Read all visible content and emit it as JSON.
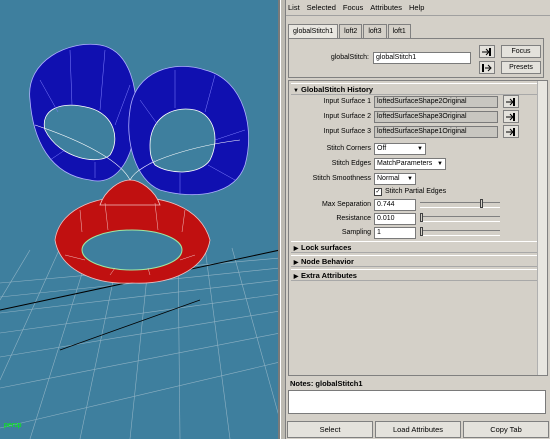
{
  "viewport": {
    "camera_label": "persp"
  },
  "menu": [
    "List",
    "Selected",
    "Focus",
    "Attributes",
    "Help"
  ],
  "tabs": [
    "globalStitch1",
    "loft2",
    "loft3",
    "loft1"
  ],
  "header": {
    "node_label": "globalStitch:",
    "node_value": "globalStitch1",
    "focus_label": "Focus",
    "presets_label": "Presets"
  },
  "sections": {
    "history": "GlobalStitch History",
    "lock": "Lock surfaces",
    "node": "Node Behavior",
    "extra": "Extra Attributes"
  },
  "inputs": [
    {
      "label": "Input Surface 1",
      "value": "loftedSurfaceShape2Original"
    },
    {
      "label": "Input Surface 2",
      "value": "loftedSurfaceShape3Original"
    },
    {
      "label": "Input Surface 3",
      "value": "loftedSurfaceShape1Original"
    }
  ],
  "stitch": {
    "corners_label": "Stitch Corners",
    "corners_value": "Off",
    "edges_label": "Stitch Edges",
    "edges_value": "MatchParameters",
    "smooth_label": "Stitch Smoothness",
    "smooth_value": "Normal",
    "partial_label": "Stitch Partial Edges",
    "partial_checked": true
  },
  "params": [
    {
      "label": "Max Separation",
      "value": "0.744",
      "level": 0.75
    },
    {
      "label": "Resistance",
      "value": "0.010",
      "level": 0.0
    },
    {
      "label": "Sampling",
      "value": "1",
      "level": 0.0
    }
  ],
  "notes": {
    "label": "Notes: globalStitch1"
  },
  "buttons": {
    "select": "Select",
    "load": "Load Attributes",
    "copy": "Copy Tab"
  },
  "colors": {
    "viewport_bg": "#3e7f9e",
    "surface_blue": "#1010b0",
    "surface_red": "#c01010",
    "panel_bg": "#d4d0c8"
  }
}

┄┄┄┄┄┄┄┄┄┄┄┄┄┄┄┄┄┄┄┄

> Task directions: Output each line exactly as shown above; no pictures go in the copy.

> Your response:
Read all visible content and emit it as JSON.
{
  "viewport": {
    "camera_label": "persp"
  },
  "menu": [
    "List",
    "Selected",
    "Focus",
    "Attributes",
    "Help"
  ],
  "tabs": [
    "globalStitch1",
    "loft2",
    "loft3",
    "loft1"
  ],
  "header": {
    "node_label": "globalStitch:",
    "node_value": "globalStitch1",
    "focus_label": "Focus",
    "presets_label": "Presets"
  },
  "sections": {
    "history": "GlobalStitch History",
    "lock": "Lock surfaces",
    "node": "Node Behavior",
    "extra": "Extra Attributes"
  },
  "inputs": [
    {
      "label": "Input Surface 1",
      "value": "loftedSurfaceShape2Original"
    },
    {
      "label": "Input Surface 2",
      "value": "loftedSurfaceShape3Original"
    },
    {
      "label": "Input Surface 3",
      "value": "loftedSurfaceShape1Original"
    }
  ],
  "stitch": {
    "corners_label": "Stitch Corners",
    "corners_value": "Off",
    "edges_label": "Stitch Edges",
    "edges_value": "MatchParameters",
    "smooth_label": "Stitch Smoothness",
    "smooth_value": "Normal",
    "partial_label": "Stitch Partial Edges",
    "partial_checked": true
  },
  "params": [
    {
      "label": "Max Separation",
      "value": "0.744",
      "level": 0.75
    },
    {
      "label": "Resistance",
      "value": "0.010",
      "level": 0.0
    },
    {
      "label": "Sampling",
      "value": "1",
      "level": 0.0
    }
  ],
  "notes": {
    "label": "Notes: globalStitch1"
  },
  "buttons": {
    "select": "Select",
    "load": "Load Attributes",
    "copy": "Copy Tab"
  },
  "colors": {
    "viewport_bg": "#3e7f9e",
    "surface_blue": "#1010b0",
    "surface_red": "#c01010",
    "panel_bg": "#d4d0c8"
  }
}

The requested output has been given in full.